“In the first two years Ulysses students don’t take research classes,” said senior Dylan Reed, who helped recently helped middle school students apply to the program. “Students get the benefit of being in class with other Ulysses students. Some of the distractions that you have a normal classroom environment you don’t have in a Ulysses class. In Ulysses English in freshmen year, you are not going to have the normal distractions of students still adjusting to high school because all the students in the class have been handpicked to be there. They are there to learn. They are there to get it done.”
“The Ulysses Program cultivates you together as a group in a learning community by being in the learning community you can develop your research skills and learning skills,” said Reed, who was presenting his research project, The Great North American Ski Town: A Study of Economic Endurance. “In your senior year, you come out of the program as a better researcher and a better learner. You know how to work with other. It is definitely a learning experience, as you see other people learn, as you see yourself grow, and as the program mentors you along.”
Senior Tyler Pawlowski’s Ulysses research project, Soldiers for Hire: A Look Into the Use of Private Military Companies, focused on the issues surrounding privatized militaries in support of diplomatic and political missions around the world and while he learned a lot about a subject that was near and dear to him, he also learned life skills that will help him throughout his college career.
“I have learned a ton about how to do research and what sources to use,” said Pawlowski. “It taught me about scholarly journals, which is something I didn’t know much about. This program has taught me how to be a better researcher, how to give a better presentation, how to be a better student. It has helped me all around.”

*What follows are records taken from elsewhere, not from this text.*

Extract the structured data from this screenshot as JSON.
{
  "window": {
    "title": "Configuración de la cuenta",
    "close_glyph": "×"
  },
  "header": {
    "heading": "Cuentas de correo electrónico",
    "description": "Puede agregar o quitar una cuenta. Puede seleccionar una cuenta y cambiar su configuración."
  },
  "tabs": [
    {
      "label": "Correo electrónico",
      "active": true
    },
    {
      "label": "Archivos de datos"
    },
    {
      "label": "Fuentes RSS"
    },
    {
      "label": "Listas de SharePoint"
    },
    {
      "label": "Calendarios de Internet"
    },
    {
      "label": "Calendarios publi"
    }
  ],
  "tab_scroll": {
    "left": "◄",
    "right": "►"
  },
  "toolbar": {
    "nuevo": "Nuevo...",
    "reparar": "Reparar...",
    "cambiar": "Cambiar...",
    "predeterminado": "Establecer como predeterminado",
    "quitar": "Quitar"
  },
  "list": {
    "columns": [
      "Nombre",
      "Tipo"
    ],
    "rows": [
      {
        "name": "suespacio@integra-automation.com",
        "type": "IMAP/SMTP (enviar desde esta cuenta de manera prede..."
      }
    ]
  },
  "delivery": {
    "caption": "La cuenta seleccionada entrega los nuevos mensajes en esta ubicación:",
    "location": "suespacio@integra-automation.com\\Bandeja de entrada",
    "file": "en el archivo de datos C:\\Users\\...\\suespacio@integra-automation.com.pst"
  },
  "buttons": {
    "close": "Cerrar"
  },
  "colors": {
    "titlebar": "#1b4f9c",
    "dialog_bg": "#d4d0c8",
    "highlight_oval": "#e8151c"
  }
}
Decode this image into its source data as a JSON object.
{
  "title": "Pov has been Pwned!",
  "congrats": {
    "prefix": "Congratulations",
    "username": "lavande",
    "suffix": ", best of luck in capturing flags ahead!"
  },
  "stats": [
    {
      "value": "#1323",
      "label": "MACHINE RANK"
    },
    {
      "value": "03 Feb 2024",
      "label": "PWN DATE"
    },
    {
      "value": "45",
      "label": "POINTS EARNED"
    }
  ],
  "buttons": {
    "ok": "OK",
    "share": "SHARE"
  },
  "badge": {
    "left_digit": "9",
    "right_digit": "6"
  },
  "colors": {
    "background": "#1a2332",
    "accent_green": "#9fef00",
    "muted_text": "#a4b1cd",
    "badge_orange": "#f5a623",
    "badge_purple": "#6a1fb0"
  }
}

The Ulysses program will host another Ulysses Fair for the second half of the senior class participating in the Ulysses Signature Program in April.
Top: Friends, parents, and teachers peruse the research projects presented by seniors in Northwest High School’s Ulysses Signature Program at the Ulysses Fair in Northwest’s auditorium.
Nest: Hannah Crook presents her research project, I’ll Just Do It Tomorrow: A Correlation Study of Study Habits and Academic Performance.
Next: Northwest senior Dylan Reed talks to a visitor about his project, The Great North American Ski Town: A Study of Economic Endurance.
Next: Tyler Pawlowski presented his project Soldiers for Hire: A Look Into the Use of Private Military Companies.
Photos by Germantown Pulse